I greatly, greatly admire the many costume designers and creators out there who stick fervently to historical accuracy in their works and consider themselves “reproducers of history”, many of whom are close friends of mine. They are truly dedicated to preserving the past and if historical accuracy is what you are looking for in costume design then I can definitely refer you to some of these amazing creators.
As for me, though you will see me create a few historically accurate designs here and there, if full fledged historical accuracy is what you are looking for on my page, you will not find it here. Though I too heavily research and eat and breathe the history of fashion, I do not generally claim to make reproductions of historic garments (unless they are for a film). Instead I make Victorian inspired art that has a little of my own imagination and creativity thrown in, for that is what art is.
My wedding dress is a good example of the artistic “mash up” my designs tend to have. When I designed my gown in 2014 I purposefully mashed together 2 different eras of style: the 1950’s and the 1880’s which are my two very favorite fashion eras.
When I design I’m like a free wild bird that disdains the constraints of rules and guidelines that say something has to be done a certain way. As you continue to follow this blog you will see that I also tend to use very unconventional methods of sewing and I purposefully stray from the general fundamentals of garment construction a LOT. But this is how I have made my mark in the world. This is my style. This is the raw me and I will forever be true to myself. I am a Bohemian Victorian. A “gypsy” of fashion.
I design from the depths of my own soul and I create with my own nature. Whatever emerges from my design studio just falls that way.

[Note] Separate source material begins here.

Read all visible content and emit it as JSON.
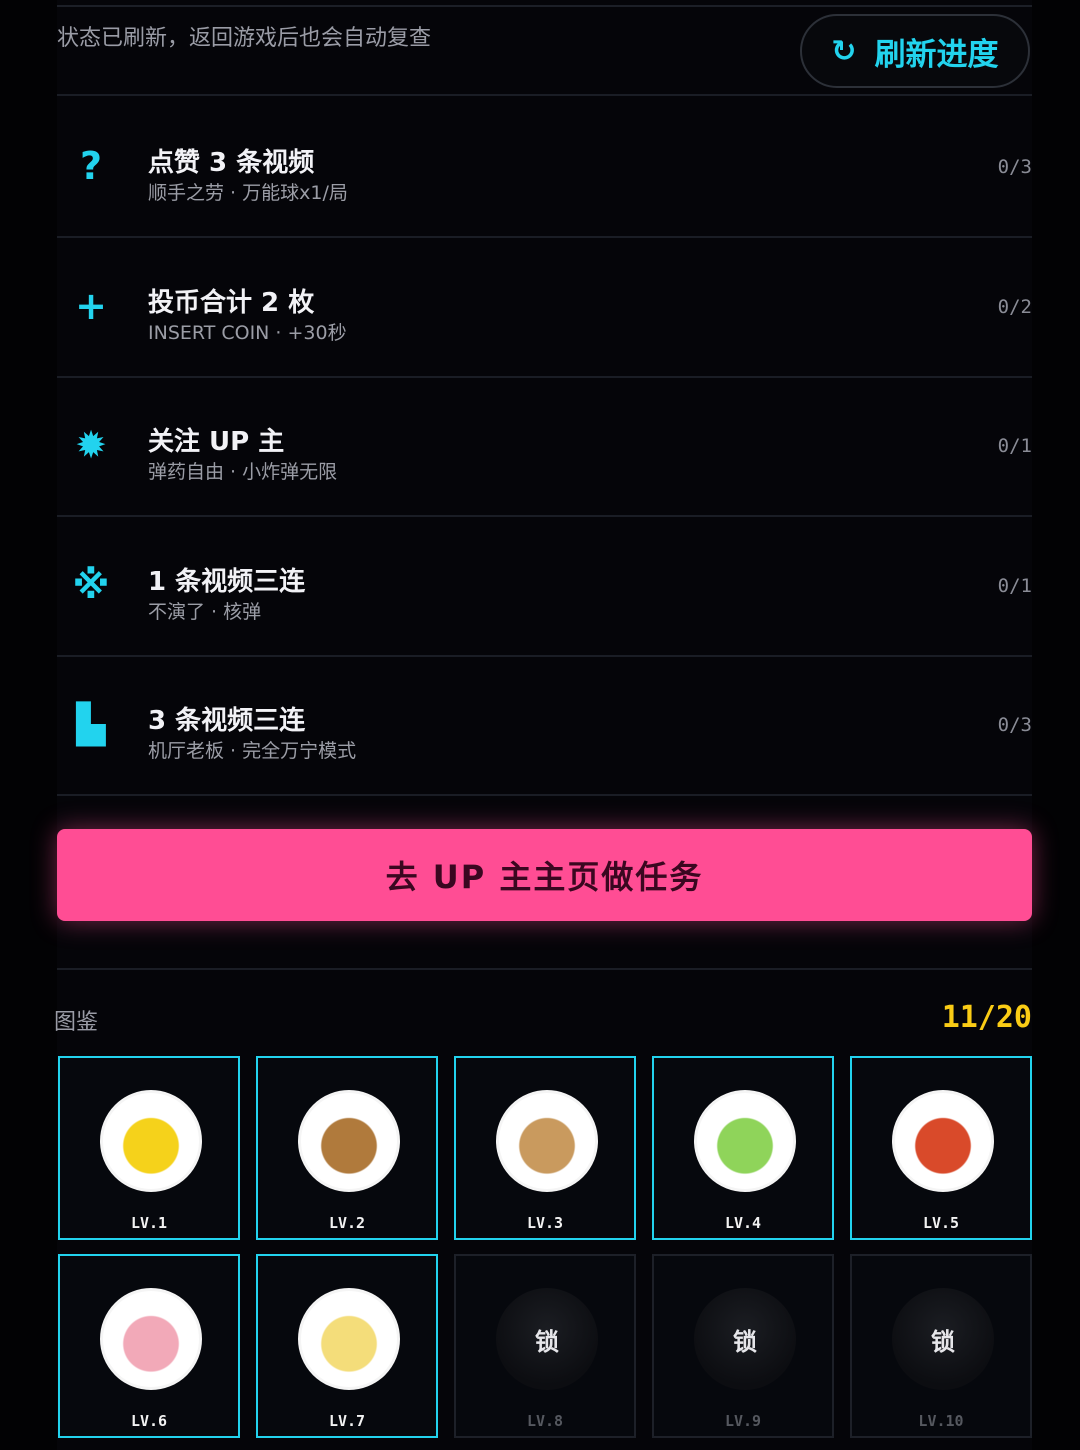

“Every artist dips his brush in his own soul, and paints his own nature into his pictures.” – Henry Ward Beecher
As always, thanks for reading!